Work task> Output all entries verbatim.

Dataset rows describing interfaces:
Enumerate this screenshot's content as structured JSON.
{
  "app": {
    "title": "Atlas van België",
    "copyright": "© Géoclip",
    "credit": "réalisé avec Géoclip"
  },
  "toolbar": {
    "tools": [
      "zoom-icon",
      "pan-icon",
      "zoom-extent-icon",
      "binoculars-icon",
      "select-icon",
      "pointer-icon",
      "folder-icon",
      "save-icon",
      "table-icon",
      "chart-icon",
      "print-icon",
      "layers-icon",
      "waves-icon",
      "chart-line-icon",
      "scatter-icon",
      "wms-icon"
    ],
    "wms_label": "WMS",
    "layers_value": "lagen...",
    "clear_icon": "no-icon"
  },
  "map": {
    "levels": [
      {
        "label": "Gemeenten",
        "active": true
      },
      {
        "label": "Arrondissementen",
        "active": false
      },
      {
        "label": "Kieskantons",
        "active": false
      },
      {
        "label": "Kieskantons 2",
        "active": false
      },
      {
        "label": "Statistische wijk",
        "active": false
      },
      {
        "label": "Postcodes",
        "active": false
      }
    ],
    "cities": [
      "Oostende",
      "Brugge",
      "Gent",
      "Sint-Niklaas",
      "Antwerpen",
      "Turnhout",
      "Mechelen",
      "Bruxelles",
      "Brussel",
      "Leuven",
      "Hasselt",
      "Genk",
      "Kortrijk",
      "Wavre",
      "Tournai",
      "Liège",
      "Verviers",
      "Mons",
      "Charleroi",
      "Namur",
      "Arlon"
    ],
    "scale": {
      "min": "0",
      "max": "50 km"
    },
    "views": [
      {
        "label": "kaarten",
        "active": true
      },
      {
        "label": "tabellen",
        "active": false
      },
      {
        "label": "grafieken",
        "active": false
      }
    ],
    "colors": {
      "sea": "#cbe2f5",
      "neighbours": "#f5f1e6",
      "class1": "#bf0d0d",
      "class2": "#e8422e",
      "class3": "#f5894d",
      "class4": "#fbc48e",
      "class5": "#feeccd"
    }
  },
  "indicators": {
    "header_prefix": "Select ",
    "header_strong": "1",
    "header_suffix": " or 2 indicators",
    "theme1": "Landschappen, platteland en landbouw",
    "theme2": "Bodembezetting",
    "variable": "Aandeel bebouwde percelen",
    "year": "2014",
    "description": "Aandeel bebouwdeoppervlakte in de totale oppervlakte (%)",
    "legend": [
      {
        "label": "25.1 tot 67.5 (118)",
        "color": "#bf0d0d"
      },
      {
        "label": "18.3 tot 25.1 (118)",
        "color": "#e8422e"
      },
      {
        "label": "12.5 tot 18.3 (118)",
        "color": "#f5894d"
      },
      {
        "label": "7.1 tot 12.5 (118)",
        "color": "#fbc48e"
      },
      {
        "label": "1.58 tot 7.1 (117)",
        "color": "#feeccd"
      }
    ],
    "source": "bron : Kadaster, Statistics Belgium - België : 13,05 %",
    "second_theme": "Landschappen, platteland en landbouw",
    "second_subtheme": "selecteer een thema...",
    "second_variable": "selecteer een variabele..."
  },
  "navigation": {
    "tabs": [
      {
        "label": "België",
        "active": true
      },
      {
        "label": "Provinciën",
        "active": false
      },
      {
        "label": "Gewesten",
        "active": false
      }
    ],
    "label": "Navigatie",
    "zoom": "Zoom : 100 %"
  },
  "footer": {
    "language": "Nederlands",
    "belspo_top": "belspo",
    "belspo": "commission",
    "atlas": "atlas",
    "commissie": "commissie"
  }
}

Solution for this problem>
Enumerate this screenshot's content as structured JSON.
{
  "app": {
    "title": "Atlas van België",
    "copyright": "© Géoclip",
    "credit": "réalisé avec Géoclip"
  },
  "toolbar": {
    "tools": [
      "zoom-icon",
      "pan-icon",
      "zoom-extent-icon",
      "binoculars-icon",
      "select-icon",
      "pointer-icon",
      "folder-icon",
      "save-icon",
      "table-icon",
      "chart-icon",
      "print-icon",
      "layers-icon",
      "waves-icon",
      "chart-line-icon",
      "scatter-icon",
      "wms-icon"
    ],
    "wms_label": "WMS",
    "layers_value": "lagen...",
    "clear_icon": "no-icon"
  },
  "map": {
    "levels": [
      {
        "label": "Gemeenten",
        "active": true
      },
      {
        "label": "Arrondissementen",
        "active": false
      },
      {
        "label": "Kieskantons",
        "active": false
      },
      {
        "label": "Kieskantons 2",
        "active": false
      },
      {
        "label": "Statistische wijk",
        "active": false
      },
      {
        "label": "Postcodes",
        "active": false
      }
    ],
    "cities": [
      "Oostende",
      "Brugge",
      "Gent",
      "Sint-Niklaas",
      "Antwerpen",
      "Turnhout",
      "Mechelen",
      "Bruxelles",
      "Brussel",
      "Leuven",
      "Hasselt",
      "Genk",
      "Kortrijk",
      "Wavre",
      "Tournai",
      "Liège",
      "Verviers",
      "Mons",
      "Charleroi",
      "Namur",
      "Arlon"
    ],
    "scale": {
      "min": "0",
      "max": "50 km"
    },
    "views": [
      {
        "label": "kaarten",
        "active": true
      },
      {
        "label": "tabellen",
        "active": false
      },
      {
        "label": "grafieken",
        "active": false
      }
    ],
    "colors": {
      "sea": "#cbe2f5",
      "neighbours": "#f5f1e6",
      "class1": "#bf0d0d",
      "class2": "#e8422e",
      "class3": "#f5894d",
      "class4": "#fbc48e",
      "class5": "#feeccd"
    }
  },
  "indicators": {
    "header_prefix": "Select ",
    "header_strong": "1",
    "header_suffix": " or 2 indicators",
    "theme1": "Landschappen, platteland en landbouw",
    "theme2": "Bodembezetting",
    "variable": "Aandeel bebouwde percelen",
    "year": "2014",
    "description": "Aandeel bebouwdeoppervlakte in de totale oppervlakte (%)",
    "legend": [
      {
        "label": "25.1 tot 67.5 (118)",
        "color": "#bf0d0d"
      },
      {
        "label": "18.3 tot 25.1 (118)",
        "color": "#e8422e"
      },
      {
        "label": "12.5 tot 18.3 (118)",
        "color": "#f5894d"
      },
      {
        "label": "7.1 tot 12.5 (118)",
        "color": "#fbc48e"
      },
      {
        "label": "1.58 tot 7.1 (117)",
        "color": "#feeccd"
      }
    ],
    "source": "bron : Kadaster, Statistics Belgium - België : 13,05 %",
    "second_theme": "Landschappen, platteland en landbouw",
    "second_subtheme": "selecteer een thema...",
    "second_variable": "selecteer een variabele..."
  },
  "navigation": {
    "tabs": [
      {
        "label": "België",
        "active": true
      },
      {
        "label": "Provinciën",
        "active": false
      },
      {
        "label": "Gewesten",
        "active": false
      }
    ],
    "label": "Navigatie",
    "zoom": "Zoom : 100 %"
  },
  "footer": {
    "language": "Nederlands",
    "belspo_top": "belspo",
    "belspo": "commission",
    "atlas": "atlas",
    "commissie": "commissie"
  }
}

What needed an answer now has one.